*Your goal*
For every line in the records below that holds "Visual", make a copy.

-=-=-=-=-

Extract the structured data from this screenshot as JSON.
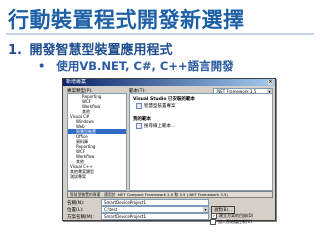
{
  "slide": {
    "title": "行動裝置程式開發新選擇",
    "bullet1_num": "1.",
    "bullet1": "開發智慧型裝置應用程式",
    "bullet2_dot": "•",
    "bullet2": "使用VB.NET, C#, C++語言開發"
  },
  "dialog": {
    "title": "新增專案",
    "close": "×",
    "project_types_label": "專案類型(P):",
    "templates_label": "範本(T):",
    "framework": ".NET Framework 3.5",
    "tree": [
      {
        "label": "Reporting",
        "depth": 3,
        "selected": false
      },
      {
        "label": "WCF",
        "depth": 3,
        "selected": false
      },
      {
        "label": "Workflow",
        "depth": 3,
        "selected": false
      },
      {
        "label": "其他",
        "depth": 3,
        "selected": false
      },
      {
        "label": "Visual C#",
        "depth": 1,
        "selected": false
      },
      {
        "label": "Windows",
        "depth": 2,
        "selected": false
      },
      {
        "label": "Web",
        "depth": 2,
        "selected": false
      },
      {
        "label": "智慧型裝置",
        "depth": 2,
        "selected": true
      },
      {
        "label": "Office",
        "depth": 2,
        "selected": false
      },
      {
        "label": "資料庫",
        "depth": 2,
        "selected": false
      },
      {
        "label": "Reporting",
        "depth": 2,
        "selected": false
      },
      {
        "label": "WCF",
        "depth": 2,
        "selected": false
      },
      {
        "label": "Workflow",
        "depth": 2,
        "selected": false
      },
      {
        "label": "其他",
        "depth": 2,
        "selected": false
      },
      {
        "label": "Visual C++",
        "depth": 1,
        "selected": false
      },
      {
        "label": "其他專案類型",
        "depth": 1,
        "selected": false
      },
      {
        "label": "測試專案",
        "depth": 1,
        "selected": false
      }
    ],
    "templates_section1": "Visual Studio 已安裝的範本",
    "template_item1": "智慧型裝置專案",
    "templates_section2": "我的範本",
    "template_item2": "搜尋線上範本...",
    "description": "智慧型裝置的專案 - 適用於 .NET Compact Framework 2.0 和 3.5 (.NET Framework 3.5)",
    "name_label": "名稱(N):",
    "name_value": "SmartDeviceProject1",
    "location_label": "位置(L):",
    "location_value": "C:\\test",
    "solution_label": "方案名稱(M):",
    "solution_value": "SmartDeviceProject1",
    "browse": "瀏覽(B)...",
    "create_dir": "建立方案的目錄(D)",
    "create_dir_checked": "✓",
    "add_sc": "加入原始檔控制(U)",
    "ok": "確定",
    "cancel": "取消"
  }
}
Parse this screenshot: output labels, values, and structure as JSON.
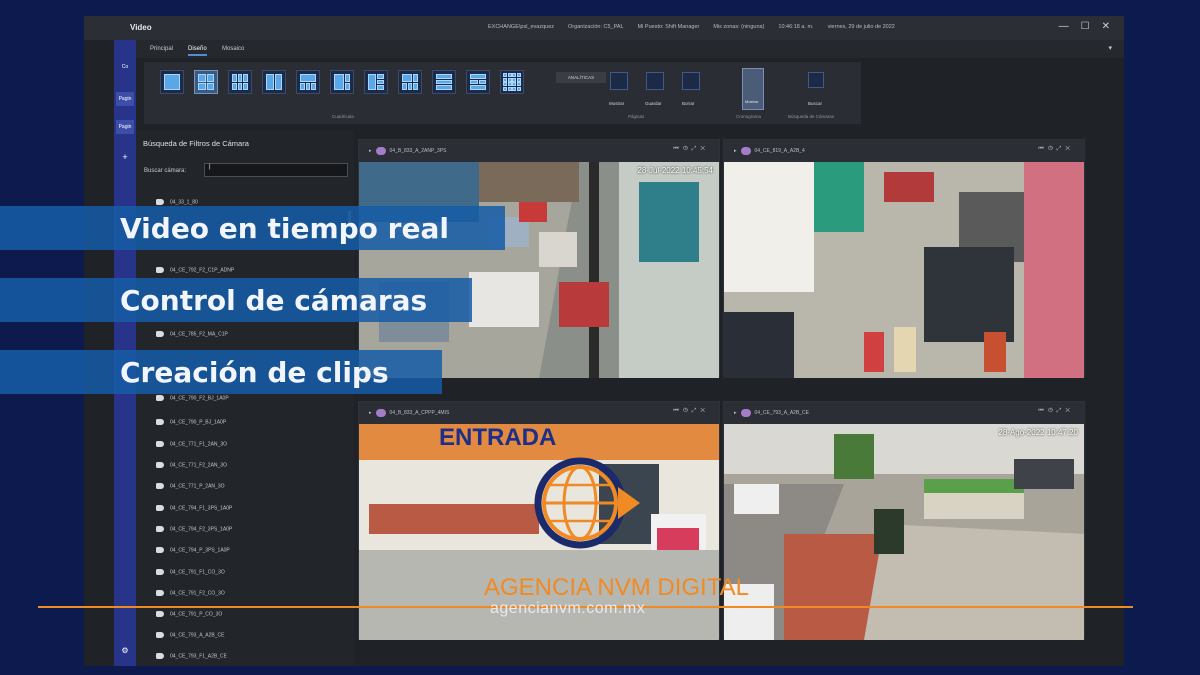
{
  "app": {
    "title": "Video",
    "title_info": {
      "user": "EXCHANGE\\psl_evazquez",
      "organization": "Organización: C5_PAL",
      "position": "Mi Puesto: Shift Manager",
      "timezone": "Mis zonas: (ninguna)",
      "time": "10:46:18 a. m.",
      "date": "viernes, 29 de julio de 2022"
    },
    "window_controls": [
      "—",
      "☐",
      "✕"
    ]
  },
  "left_rail": {
    "items": [
      "Co",
      "Pagin",
      "Pagin",
      "+",
      "⚙"
    ]
  },
  "tabs": [
    {
      "label": "Principal"
    },
    {
      "label": "Diseño",
      "active": true
    },
    {
      "label": "Mosaico"
    }
  ],
  "ribbon": {
    "layout_caption": "Cuadrícula",
    "analiticas": "ANALÍTICAS",
    "pages": [
      {
        "label": "Mostrar"
      },
      {
        "label": "Guardar"
      },
      {
        "label": "Borrar"
      }
    ],
    "pages_caption": "Páginas",
    "cronograma_btn": "Mostrar",
    "cronograma_caption": "Cronograma",
    "search_btn": "Buscar",
    "search_caption": "Búsqueda de Cámaras"
  },
  "filter_panel": {
    "title": "Búsqueda de Filtros de Cámara",
    "search_label": "Buscar cámara:",
    "search_value": "|",
    "cameras": [
      "04_33_1_80",
      "04_CE_792_F2_C1P_ADNP",
      "04_CE_785_F2_MA_C1P",
      "04_CE_790_F2_BJ_1A0P",
      "04_CE_790_P_BJ_1A0P",
      "04_CE_771_F1_2AN_3O",
      "04_CE_771_F2_2AN_3O",
      "04_CE_771_P_2AN_3O",
      "04_CE_794_F1_3PS_1A0P",
      "04_CE_794_F2_3PS_1A0P",
      "04_CE_794_P_3PS_1A0P",
      "04_CE_791_F1_CO_3O",
      "04_CE_791_F2_CO_3O",
      "04_CE_791_P_CO_3O",
      "04_CE_793_A_A2B_CE",
      "04_CE_793_F1_A2B_CE"
    ]
  },
  "video_tiles": [
    {
      "camera": "04_B_833_A_2ANP_3PS",
      "stamp": "28-Jul-2022 10:45:54"
    },
    {
      "camera": "04_CE_819_A_A2B_4",
      "stamp": ""
    },
    {
      "camera": "04_B_833_A_CPPP_4MIS",
      "stamp": "",
      "sign": "ENTRADA"
    },
    {
      "camera": "04_CE_793_A_A2B_CE",
      "stamp": "28-Ago-2022 10:47:20"
    }
  ],
  "banners": [
    "Video en tiempo real",
    "Control de cámaras",
    "Creación de clips"
  ],
  "watermark": {
    "name": "AGENCIA NVM DIGITAL",
    "url": "agencianvm.com.mx",
    "orange": "#f08a24",
    "navy": "#1b2a6a"
  },
  "colors": {
    "background": "#0d1a4e",
    "banner": "#165ca6",
    "accent_blue": "#4a8fd8"
  }
}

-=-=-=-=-

*Written reply*
        "label": "Visual C#",
        "label": "Visual C++",
    "templates_section1": "Visual Studio 已安裝的範本",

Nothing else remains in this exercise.